Return to Home page

John Trotter (1756/7–1833), Military contractor and founder of the Soho Bazaar: A Timeline

1756/7 John Trotter, second son of Archibald (b. 1717) and nephew of the London cabinet maker, John Trotter senior was born.
1774 He joined his uncle in London in 1774 and soon became a partner in his firm.
1787 He offered to warehouse military stores in his own warehouses and in consequence established a lucrative business as a government supplier.1
1803–1815 As a military contractor during the Napoleonic Wars he was in charge of all government stores, which made his fortune.2
1805 In common with William Southwell, Trotter had a very inventive turn of mind. One invention was for a steam engine,3 another a frame knapsack4 and yet another a curvilinear saw,5 for which he was awarded the Gold Medal of the Society of Arts in 1805.
1807 His position vis-a-vis his government contract was regularised when he was appointed to the office of storekeeper-general.6
1811 He filed a patent for a novel design of pianoforte keyboard on the same day on which William Southwell filed his patent for a ‘pianoforte sloping backwards’ – the two are consecutive entries in the contemporary index of patents. The two men were said to have been great friends, according to the testimony of Southwell’s daughter Frances, as told to her grandson, Frederick Southwell Cripps.
1815/6 After the war, when the warehouses became redundant for military equipment, Trotter had the bright idea of converting them into a ‘bazaar’, known as the Soho Bazaar, where individuals (mainly women) could rent stalls by the day to sell individually made items, plants etc. This business proved very successful and another money spinner for the already wealthy Trotter.
1833 John Trotter is said by family tree sources to have died at Connaught Place in London; however, parish records show that he was buried in the parish church of South Mimms on 13 September 1833 (near to his country estate, Dyrham Park).7
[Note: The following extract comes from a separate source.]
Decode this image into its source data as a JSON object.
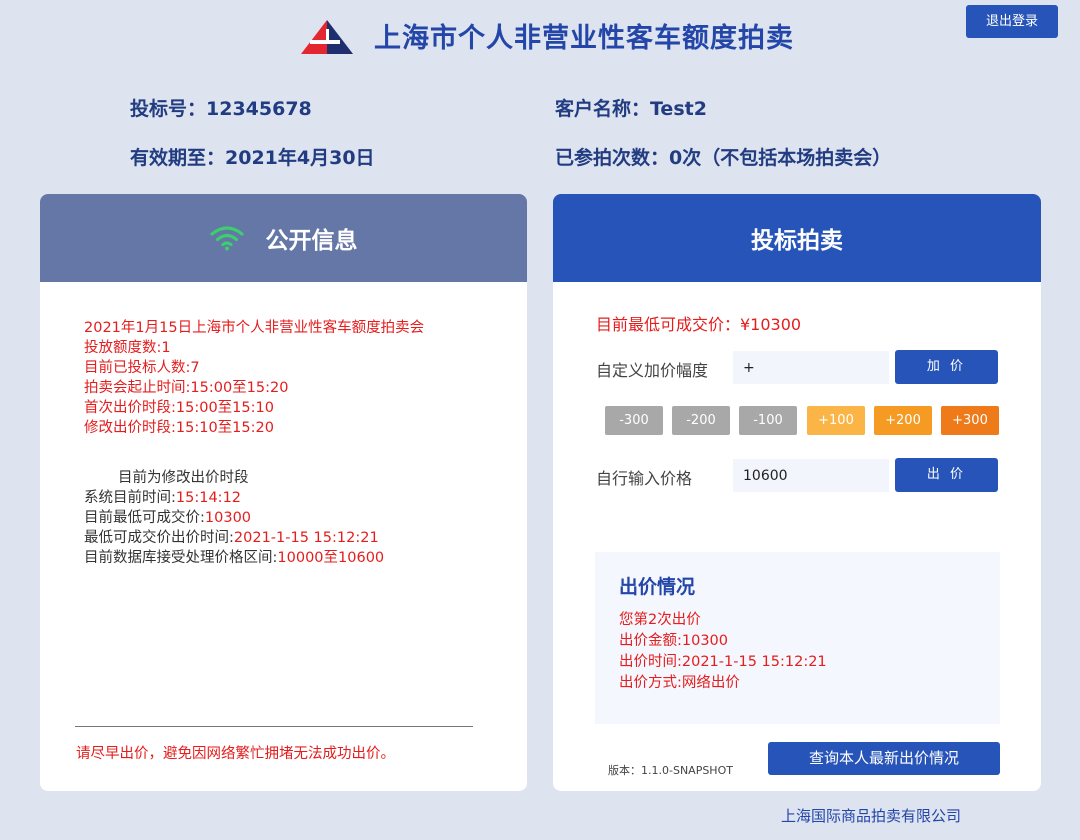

1 J K Laughton, rec. Andrew Lambert: ‘John Trotter’ Dictionary of National Biography.
2 Laughton, Dictionary of National Biography.
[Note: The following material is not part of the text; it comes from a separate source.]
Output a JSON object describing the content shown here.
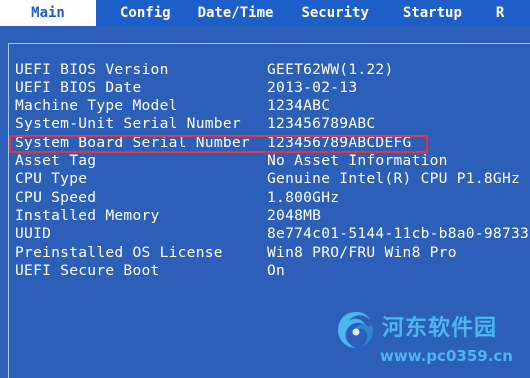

3 Thomas Ewbank, A Descriptive and Historical Account of Hydraulic and Other Machines for Raising Water (New York: Bangs, Platt & Co., 1850), 289.
4 Mike Chappell, British Infantry Equipments, 1808–1908 (Oxford: Osprey Publishing, 1999), 11–13.
5 William Nicholson, ‘Description of a Curvilinear Saw, invented by John Trotter, Esq., of Soho Square, from whom the following communication was received’, Journal of Natural Philosophy, Chemistry, and The Arts 17 (London: W. Stratford, Crown Court Temple Bar, 1807): 334–36.
6 Laughton, Dictionary of National Biography.
7 Parish Register of South Mimms church, 1833, p98 (accessed via
Copyright © Margaret Debenham 2013-2019. All rights reserved.     Website design : Michael Debenham & Alexander Tse Debenham. Webmaster